Skull base surgery — procedures performed not within in the brain but at the skull base behind the nose – has been transformed over the last decade, with minimally invasive techniques replacing open surgery in many cases. Top surgeons can now remove unimaginably large tumors through the nostrils, using the natural openings of the face instead of through incisions, using tiny endoscopes to navigate to the lesions.
Minimally invasive endoscopic skull base surgery is often an option for pituitary tumors, meningiomas, craniopharyngiomas, and other tumors. Although many of these tumors are benign, they may destroy hormone-producing cells or secrete hormones themselves, or they may cause problems with vision, growth, fertility, or balance. Many are inaccessible through open surgery, and for those patients the endonasal route, through the nostrils, represents the only hope for a cure.
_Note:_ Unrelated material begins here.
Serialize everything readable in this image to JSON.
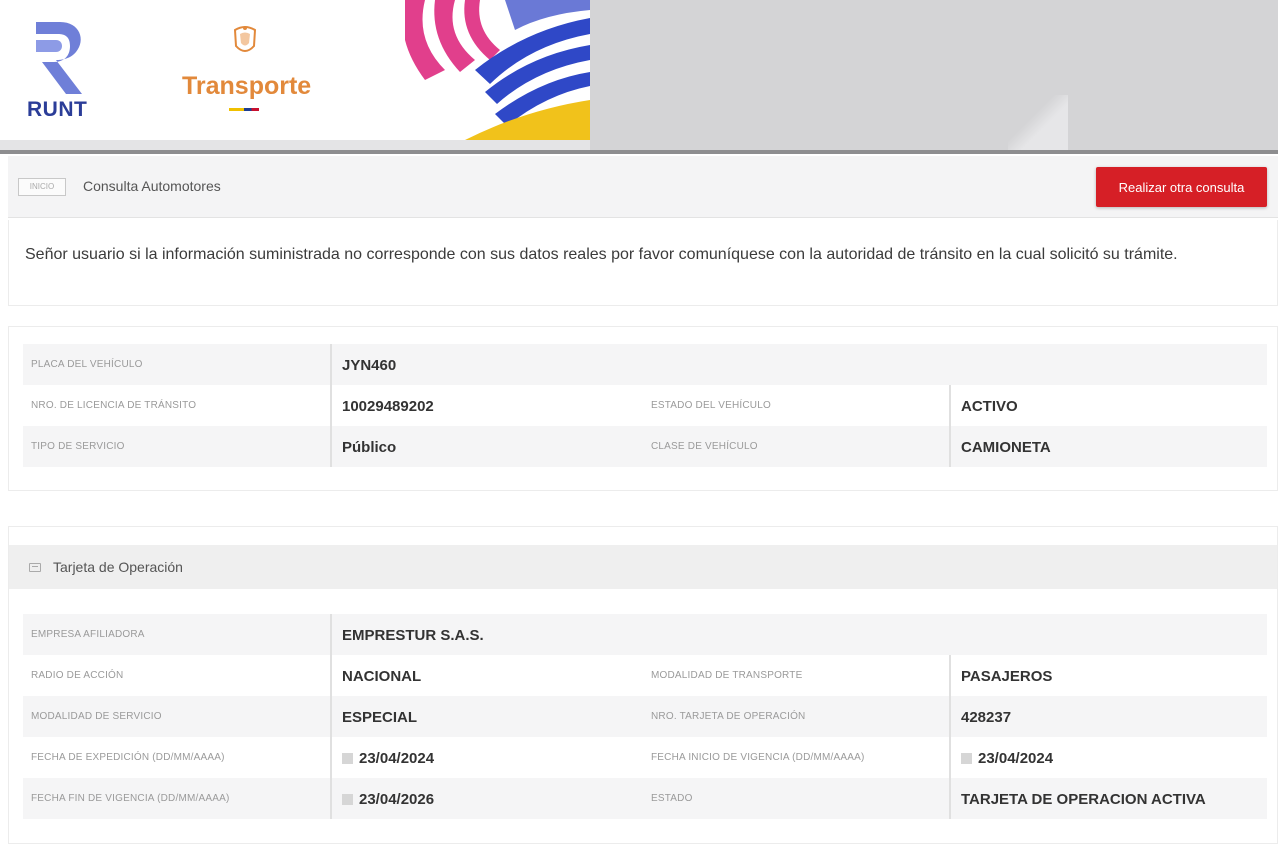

Even more innovative transorbital approaches now allow surgeons to reach delicate sites through the eyelid or even through the eye socket itself.
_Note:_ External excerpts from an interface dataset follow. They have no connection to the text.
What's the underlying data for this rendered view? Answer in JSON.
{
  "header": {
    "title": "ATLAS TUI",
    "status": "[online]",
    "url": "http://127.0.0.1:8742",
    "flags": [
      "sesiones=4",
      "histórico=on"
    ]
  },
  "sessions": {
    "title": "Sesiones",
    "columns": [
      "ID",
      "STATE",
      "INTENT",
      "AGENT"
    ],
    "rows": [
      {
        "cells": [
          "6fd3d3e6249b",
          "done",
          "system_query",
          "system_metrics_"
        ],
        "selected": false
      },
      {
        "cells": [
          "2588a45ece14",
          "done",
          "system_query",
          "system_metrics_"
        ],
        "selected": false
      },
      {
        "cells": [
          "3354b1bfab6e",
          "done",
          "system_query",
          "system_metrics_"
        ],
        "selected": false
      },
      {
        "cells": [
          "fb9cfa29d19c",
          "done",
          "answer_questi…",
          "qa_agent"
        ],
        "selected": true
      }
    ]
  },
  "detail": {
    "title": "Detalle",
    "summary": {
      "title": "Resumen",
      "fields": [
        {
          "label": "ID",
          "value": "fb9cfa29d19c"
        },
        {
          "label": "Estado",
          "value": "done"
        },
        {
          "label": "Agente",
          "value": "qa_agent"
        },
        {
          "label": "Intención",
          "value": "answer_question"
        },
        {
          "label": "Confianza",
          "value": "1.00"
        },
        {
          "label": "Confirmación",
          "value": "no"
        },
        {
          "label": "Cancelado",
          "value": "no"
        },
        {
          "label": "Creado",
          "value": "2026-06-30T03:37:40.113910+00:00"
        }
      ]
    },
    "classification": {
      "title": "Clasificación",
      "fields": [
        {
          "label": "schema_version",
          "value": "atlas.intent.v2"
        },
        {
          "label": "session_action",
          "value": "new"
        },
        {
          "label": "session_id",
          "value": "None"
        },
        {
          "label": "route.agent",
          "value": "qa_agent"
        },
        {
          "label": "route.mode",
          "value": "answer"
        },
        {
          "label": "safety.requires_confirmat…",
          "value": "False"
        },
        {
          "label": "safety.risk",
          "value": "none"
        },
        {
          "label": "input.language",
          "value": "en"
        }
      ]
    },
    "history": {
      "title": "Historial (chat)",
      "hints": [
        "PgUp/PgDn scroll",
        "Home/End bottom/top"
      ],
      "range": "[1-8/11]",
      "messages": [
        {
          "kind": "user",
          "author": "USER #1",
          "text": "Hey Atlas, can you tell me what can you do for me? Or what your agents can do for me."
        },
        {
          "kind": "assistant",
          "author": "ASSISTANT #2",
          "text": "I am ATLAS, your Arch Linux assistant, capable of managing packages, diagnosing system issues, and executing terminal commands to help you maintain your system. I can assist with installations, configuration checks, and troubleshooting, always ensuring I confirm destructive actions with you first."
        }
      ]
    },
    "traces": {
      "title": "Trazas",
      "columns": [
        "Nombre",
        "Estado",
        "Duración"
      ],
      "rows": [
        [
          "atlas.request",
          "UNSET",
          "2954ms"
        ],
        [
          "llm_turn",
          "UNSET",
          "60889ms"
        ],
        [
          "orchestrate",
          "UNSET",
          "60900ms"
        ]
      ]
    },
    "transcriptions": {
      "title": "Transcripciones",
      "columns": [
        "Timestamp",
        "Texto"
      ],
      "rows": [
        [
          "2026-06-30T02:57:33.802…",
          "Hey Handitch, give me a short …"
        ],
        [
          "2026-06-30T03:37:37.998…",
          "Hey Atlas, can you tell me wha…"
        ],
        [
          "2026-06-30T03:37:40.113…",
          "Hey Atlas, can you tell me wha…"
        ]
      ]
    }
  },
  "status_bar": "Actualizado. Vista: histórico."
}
Dr. Theodore Schwartz, who heads up the Pituitary and Anterior Skull Base Service at the Weill Cornell Medicine Brain and Spine Center, is an internationally known pioneer in endoscopic surgical techniques and has been featured widely in news articles covering this fast-developing field. Dr. Schwartz has traveled throughout the world training neurosurgeons in these advanced techniques, bringing these new surgical procedures to surgeons in China, India, and Singapore, to name a few.
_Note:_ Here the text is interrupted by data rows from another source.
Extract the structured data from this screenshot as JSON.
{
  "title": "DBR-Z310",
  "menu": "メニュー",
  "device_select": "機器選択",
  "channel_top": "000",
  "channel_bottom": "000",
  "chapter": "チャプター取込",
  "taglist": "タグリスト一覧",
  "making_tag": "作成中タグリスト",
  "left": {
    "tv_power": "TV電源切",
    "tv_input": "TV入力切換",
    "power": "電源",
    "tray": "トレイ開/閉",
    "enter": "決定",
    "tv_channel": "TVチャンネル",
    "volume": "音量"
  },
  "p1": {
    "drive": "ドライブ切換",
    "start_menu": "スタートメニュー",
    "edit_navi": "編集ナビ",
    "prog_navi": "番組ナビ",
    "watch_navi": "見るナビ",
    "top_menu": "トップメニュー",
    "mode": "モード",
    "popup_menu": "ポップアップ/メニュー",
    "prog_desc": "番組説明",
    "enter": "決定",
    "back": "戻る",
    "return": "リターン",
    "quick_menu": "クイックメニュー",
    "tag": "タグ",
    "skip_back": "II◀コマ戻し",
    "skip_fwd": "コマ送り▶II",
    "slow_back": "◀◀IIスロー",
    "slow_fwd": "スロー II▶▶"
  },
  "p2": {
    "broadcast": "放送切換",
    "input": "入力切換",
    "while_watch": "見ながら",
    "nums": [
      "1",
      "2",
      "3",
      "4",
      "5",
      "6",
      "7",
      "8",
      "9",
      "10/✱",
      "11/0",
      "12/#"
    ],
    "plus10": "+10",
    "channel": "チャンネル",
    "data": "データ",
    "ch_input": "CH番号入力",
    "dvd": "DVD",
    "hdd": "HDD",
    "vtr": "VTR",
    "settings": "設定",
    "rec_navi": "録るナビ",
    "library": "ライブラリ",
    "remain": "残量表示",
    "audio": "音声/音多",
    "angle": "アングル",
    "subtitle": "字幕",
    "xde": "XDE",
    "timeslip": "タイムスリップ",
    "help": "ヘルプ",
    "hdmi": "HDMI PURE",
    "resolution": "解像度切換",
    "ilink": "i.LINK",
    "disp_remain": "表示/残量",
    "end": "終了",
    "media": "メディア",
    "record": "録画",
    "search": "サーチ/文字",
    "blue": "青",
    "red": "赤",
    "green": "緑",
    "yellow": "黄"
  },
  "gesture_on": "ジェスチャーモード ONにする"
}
Dr. Schwartz trained with otolaryngologist Vijay Anand, a world-renowned endoscopic sinus surgeon who was instrumental in developing image guidance in endoscopic sinus surgery and anterior skull base surgery. The team also includes our world-class team of interventional neuroradiologists and other experts in otorhinolaryngology, endocrinology, and neuro-ophthalmology.